The Marinello Lakes: Sicilian nature, poetry and mysteries
The outline of the Marinello Lakes, in the province of Messina, constantly changes due to marine currents and sea storms.
If you happen to look out from the sacristy of the old Sanctuary of the Black Madonna of Tindari – built on the top of the hill of the same name, a promontory belonging to the Nebrodi Hills, over 250 meters high – be prepared for the breathtaking view over the Tyrrhenian Sea, with Aeolian Islands at the horizon.
Sicilian poet Salvatore Quasimodo – who was awarded the Nobel for Literature in 1959 – described the feeling in verse:

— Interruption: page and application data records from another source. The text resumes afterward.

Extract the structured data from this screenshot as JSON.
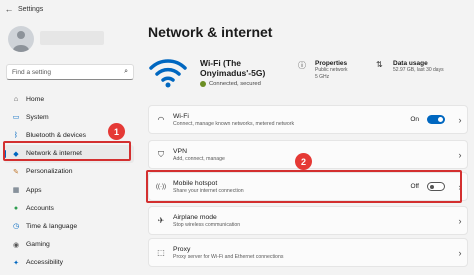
{
  "app": {
    "title": "Settings"
  },
  "search": {
    "placeholder": "Find a setting"
  },
  "sidebar": {
    "items": [
      {
        "label": "Home",
        "icon": "home-icon",
        "glyph": "⌂"
      },
      {
        "label": "System",
        "icon": "system-icon",
        "glyph": "▭"
      },
      {
        "label": "Bluetooth & devices",
        "icon": "bluetooth-icon",
        "glyph": "ᛒ"
      },
      {
        "label": "Network & internet",
        "icon": "network-icon",
        "glyph": "◆"
      },
      {
        "label": "Personalization",
        "icon": "personalization-icon",
        "glyph": "✎"
      },
      {
        "label": "Apps",
        "icon": "apps-icon",
        "glyph": "▦"
      },
      {
        "label": "Accounts",
        "icon": "accounts-icon",
        "glyph": "●"
      },
      {
        "label": "Time & language",
        "icon": "time-language-icon",
        "glyph": "◷"
      },
      {
        "label": "Gaming",
        "icon": "gaming-icon",
        "glyph": "◉"
      },
      {
        "label": "Accessibility",
        "icon": "accessibility-icon",
        "glyph": "✦"
      }
    ]
  },
  "main": {
    "title": "Network & internet",
    "connection": {
      "name": "Wi-Fi (The Onyimadus'-5G)",
      "status": "Connected, secured"
    },
    "properties": {
      "title": "Properties",
      "sub1": "Public network",
      "sub2": "5 GHz"
    },
    "data_usage": {
      "title": "Data usage",
      "sub": "52.97 GB, last 30 days"
    },
    "cards": [
      {
        "label": "Wi-Fi",
        "sub": "Connect, manage known networks, metered network",
        "state": "On",
        "icon": "wifi-icon",
        "glyph": "◠"
      },
      {
        "label": "VPN",
        "sub": "Add, connect, manage",
        "state": "",
        "icon": "vpn-icon",
        "glyph": "⛉"
      },
      {
        "label": "Mobile hotspot",
        "sub": "Share your internet connection",
        "state": "Off",
        "icon": "hotspot-icon",
        "glyph": "((·))"
      },
      {
        "label": "Airplane mode",
        "sub": "Stop wireless communication",
        "state": "",
        "icon": "airplane-icon",
        "glyph": "✈"
      },
      {
        "label": "Proxy",
        "sub": "Proxy server for Wi-Fi and Ethernet connections",
        "state": "",
        "icon": "proxy-icon",
        "glyph": "⬚"
      }
    ]
  },
  "annotations": {
    "badge1": "1",
    "badge2": "2"
  },
  "colors": {
    "accent": "#0067c0",
    "highlight": "#d32f2f"
  }
}
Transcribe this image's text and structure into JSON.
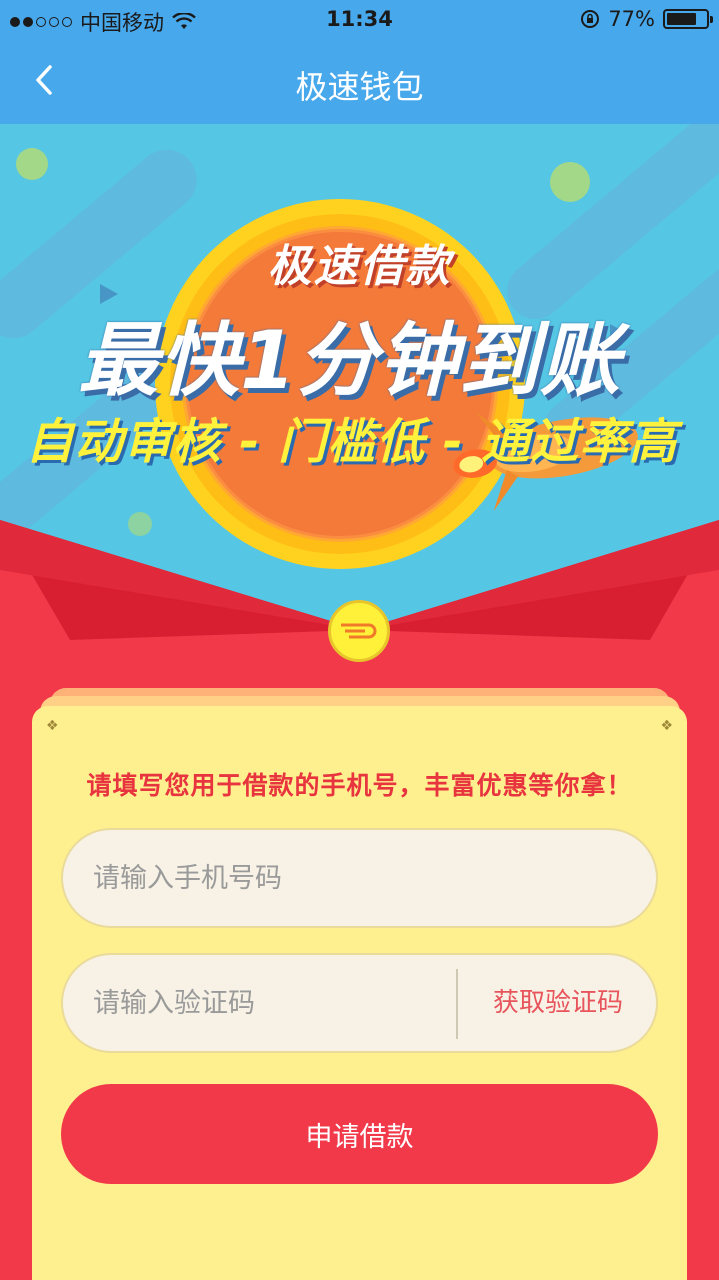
{
  "status_bar": {
    "carrier": "中国移动",
    "time": "11:34",
    "battery": "77%",
    "battery_level": 0.77,
    "signal_bars_filled": 2,
    "signal_bars_total": 5
  },
  "nav": {
    "title": "极速钱包",
    "back_icon": "chevron-left-icon"
  },
  "banner": {
    "line1": "极速借款",
    "line2": "最快1分钟到账",
    "line3": "自动审核 - 门槛低 - 通过率高"
  },
  "form": {
    "title": "请填写您用于借款的手机号，丰富优惠等你拿！",
    "phone_placeholder": "请输入手机号码",
    "code_placeholder": "请输入验证码",
    "get_code_label": "获取验证码",
    "submit_label": "申请借款"
  },
  "colors": {
    "nav_blue": "#48a8ec",
    "banner_blue": "#55c6e3",
    "envelope_red": "#f2394a",
    "card_yellow": "#fff08f",
    "accent_red_text": "#e8343f"
  }
}
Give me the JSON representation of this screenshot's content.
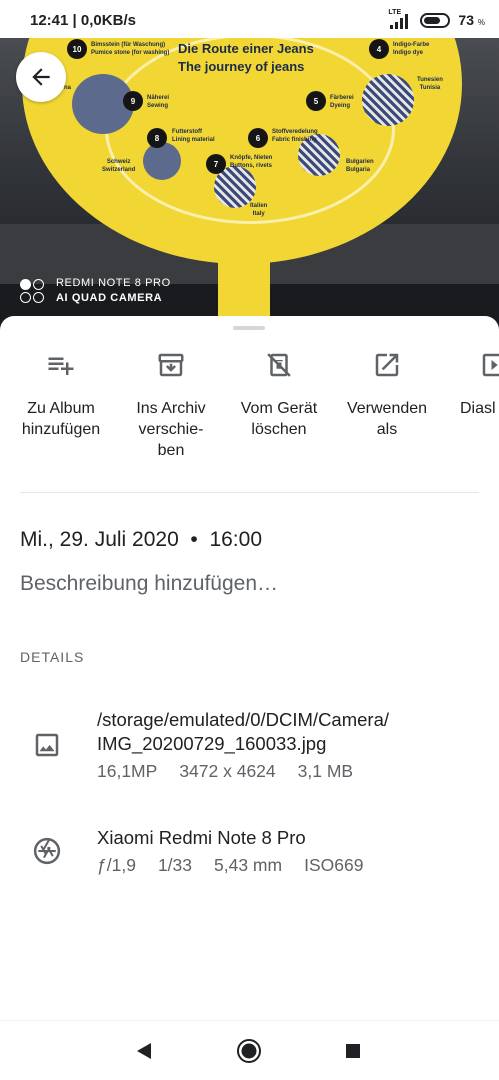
{
  "status_bar": {
    "time": "12:41",
    "speed": "0,0KB/s",
    "network": "LTE",
    "battery_percent": "73",
    "battery_symbol": "%",
    "battery_level": 0.73,
    "icons": [
      "lte-signal-icon",
      "battery-icon"
    ]
  },
  "photo": {
    "headline_de": "Die Route einer Jeans",
    "headline_en": "The journey of jeans",
    "back_icon": "arrow-left-icon",
    "watermark": {
      "line1": "REDMI NOTE 8 PRO",
      "line2": "AI QUAD CAMERA"
    },
    "stops": [
      {
        "num": "10",
        "label": "Bimsstein (für Waschung)\nPumice stone (for washing)"
      },
      {
        "num": "4",
        "label": "Indigo-Farbe\nIndigo dye"
      },
      {
        "num": "9",
        "label": "Näherei\nSewing"
      },
      {
        "num": "5",
        "label": "Färberei\nDyeing"
      },
      {
        "num": "8",
        "label": "Futterstoff\nLining material"
      },
      {
        "num": "6",
        "label": "Stoffveredelung\nFabric finishing"
      },
      {
        "num": "7",
        "label": "Knöpfe, Nieten\nButtons, rivets"
      }
    ],
    "countries": [
      {
        "label": "Tunesien\nTunisia"
      },
      {
        "label": "Schweiz\nSwitzerland"
      },
      {
        "label": "Bulgarien\nBulgaria"
      },
      {
        "label": "Italien\nItaly"
      },
      {
        "label": "na"
      }
    ]
  },
  "actions": [
    {
      "label": "Zu Album\nhinzufügen",
      "icon": "playlist-add-icon"
    },
    {
      "label": "Ins Archiv\nverschie-\nben",
      "icon": "archive-icon"
    },
    {
      "label": "Vom Gerät\nlöschen",
      "icon": "delete-from-device-icon"
    },
    {
      "label": "Verwenden\nals",
      "icon": "open-in-new-icon"
    },
    {
      "label": "Diasl",
      "icon": "slideshow-icon"
    }
  ],
  "datetime": "Mi., 29. Juli 2020  •  16:00",
  "description_placeholder": "Beschreibung hinzufügen…",
  "details_title": "DETAILS",
  "file": {
    "icon": "image-icon",
    "path_line1": "/storage/emulated/0/DCIM/Camera/",
    "path_line2": "IMG_20200729_160033.jpg",
    "megapixels": "16,1MP",
    "resolution": "3472 x 4624",
    "size": "3,1 MB"
  },
  "camera": {
    "icon": "camera-aperture-icon",
    "model": "Xiaomi Redmi Note 8 Pro",
    "aperture": "ƒ/1,9",
    "shutter": "1/33",
    "focal": "5,43 mm",
    "iso": "ISO669"
  },
  "navbar": {
    "icons": [
      "back-triangle-icon",
      "home-circle-icon",
      "recents-square-icon"
    ]
  },
  "colors": {
    "text_primary": "#202124",
    "text_secondary": "#5f6368",
    "icon": "#5f6368",
    "poster_yellow": "#f2d734"
  }
}
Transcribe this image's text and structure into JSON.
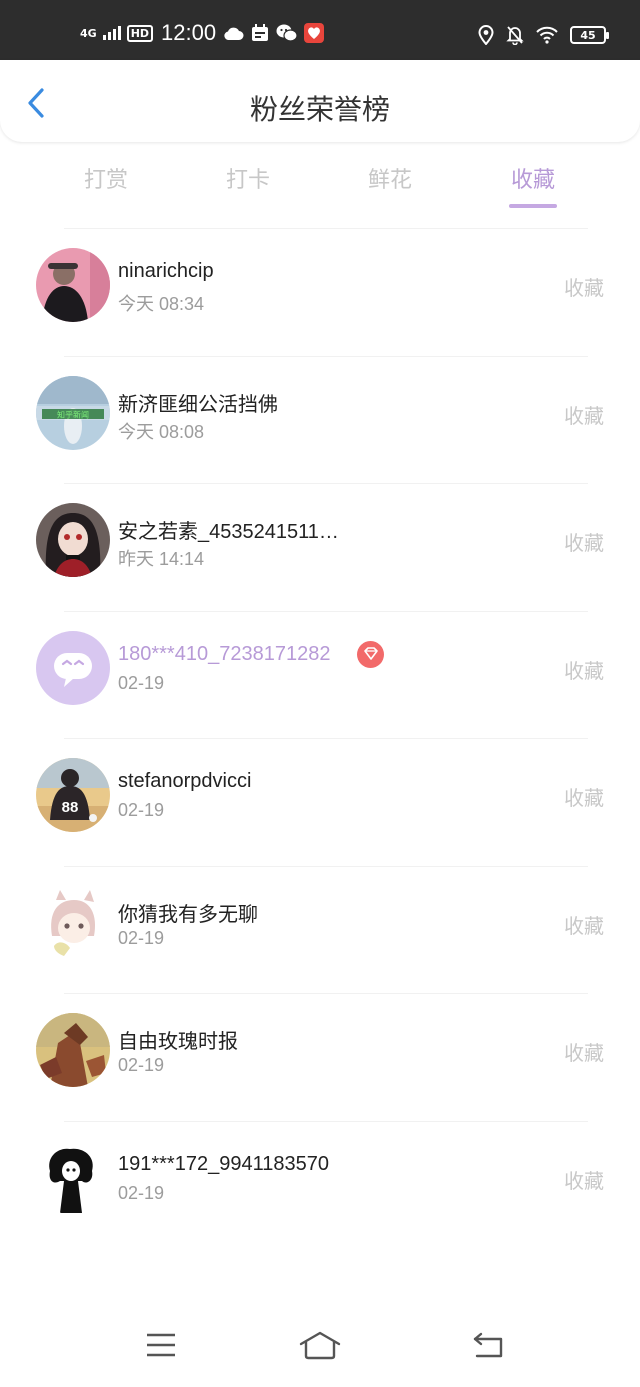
{
  "status_bar": {
    "network": "4G",
    "hd": "HD",
    "time": "12:00",
    "battery": "45"
  },
  "header": {
    "title": "粉丝荣誉榜"
  },
  "tabs": [
    {
      "label": "打赏",
      "active": false
    },
    {
      "label": "打卡",
      "active": false
    },
    {
      "label": "鲜花",
      "active": false
    },
    {
      "label": "收藏",
      "active": true
    }
  ],
  "fans": [
    {
      "name": "ninarichcip",
      "time": "今天 08:34",
      "action": "收藏"
    },
    {
      "name": "新济匪细公活挡佛",
      "time": "今天 08:08",
      "action": "收藏"
    },
    {
      "name": "安之若素_4535241511…",
      "time": "昨天 14:14",
      "action": "收藏"
    },
    {
      "name": "180***410_7238171282",
      "time": "02-19",
      "action": "收藏",
      "vip": true
    },
    {
      "name": "stefanorpdvicci",
      "time": "02-19",
      "action": "收藏"
    },
    {
      "name": "你猜我有多无聊",
      "time": "02-19",
      "action": "收藏"
    },
    {
      "name": "自由玫瑰时报",
      "time": "02-19",
      "action": "收藏"
    },
    {
      "name": "191***172_9941183570",
      "time": "02-19",
      "action": "收藏"
    }
  ],
  "avatar_texts": {
    "fan2": "知乎新闻",
    "fan5": "88"
  },
  "colors": {
    "accent": "#b79ad7",
    "back_arrow": "#3a8be0",
    "vip_badge": "#f26a6a",
    "status_bar_bg": "#2d2d2d"
  },
  "icons": {
    "back": "chevron-left-icon",
    "vip": "diamond-icon",
    "nav": [
      "menu-icon",
      "home-icon",
      "return-icon"
    ]
  }
}
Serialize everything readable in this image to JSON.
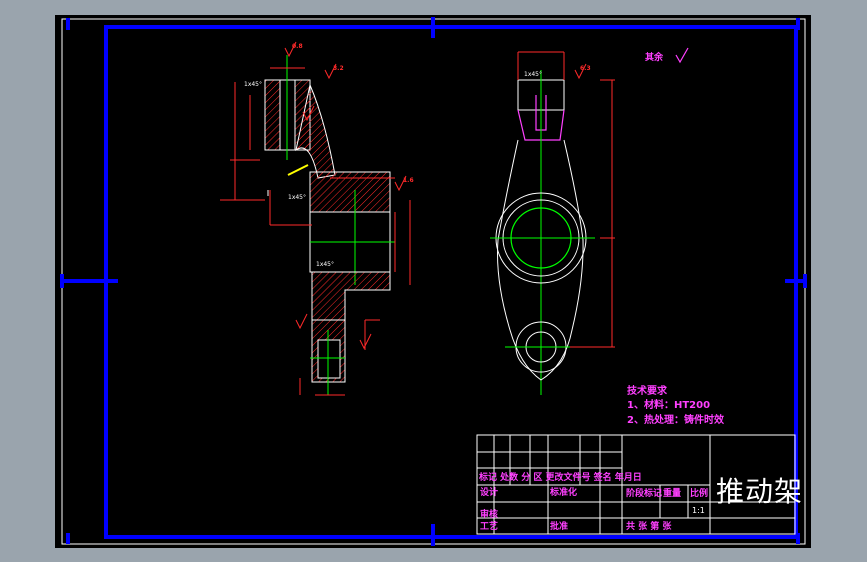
{
  "drawing": {
    "title": "推动架",
    "roughness_note": "其余",
    "tech_requirements": {
      "heading": "技术要求",
      "items": [
        "1、材料：HT200",
        "2、热处理：铸件时效"
      ]
    },
    "title_block": {
      "row_marks": "标记 处数 分 区 更改文件号 签名 年月日",
      "design": "设计",
      "standardization": "标准化",
      "stage_mark": "阶段标记",
      "weight": "重量",
      "scale_label": "比例",
      "scale_value": "1:1",
      "review": "审核",
      "process": "工艺",
      "approve": "批准",
      "sheets": "共  张 第  张"
    },
    "dim_labels": {
      "chamfer_1": "1x45°",
      "chamfer_2": "1x45°",
      "chamfer_3": "1x45°",
      "chamfer_4": "1x45°",
      "dim_a": "0.8",
      "dim_b": "3.2",
      "dim_c": "1.6",
      "dim_d": "6.3"
    }
  },
  "colors": {
    "frame": "#0000ff",
    "outline": "#ffffff",
    "dimension": "#ff2a2a",
    "centerline": "#00ff00",
    "hatch": "#ff2a2a",
    "highlight": "#ff40ff",
    "yellow": "#ffff00"
  }
}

I climb airy peaks, precipices, / following the wind in the pines, / and the crowd of them, lightly accompanying me, / fly off into the air, / wave of love and sound.
Look down at the foot of these “airy peaks” and you’ll discover the brackish ponds the Marinello Lakes Natural Reserve was named after, when it was founded in 1998.
This part of the Sicilian coastline is simply full of legends and traditions. At one point, the rock opens up into a grotto known as Donna Villa Cave, named after the beautiful and cruel sorceress – somewhere between Circe and a Siren – who bewitched seamen with her singing. Those who were unable to resist were rewarded with days and nights of intense passion… followed by a final sentence and terrible death, at the hands of the mysterious and ferocious man-eater.
But don’t let legends scare you out of visiting the Donna Villa Cave: all you will see are beautiful, imposing stalactites and stalagmites. The old Sanctuary is also well worth a visit: it is home to a statue of the Black Madonna from the 8th-9th century, which arrived here on a ship, escaping the Orient’s iconoclastic persecutions.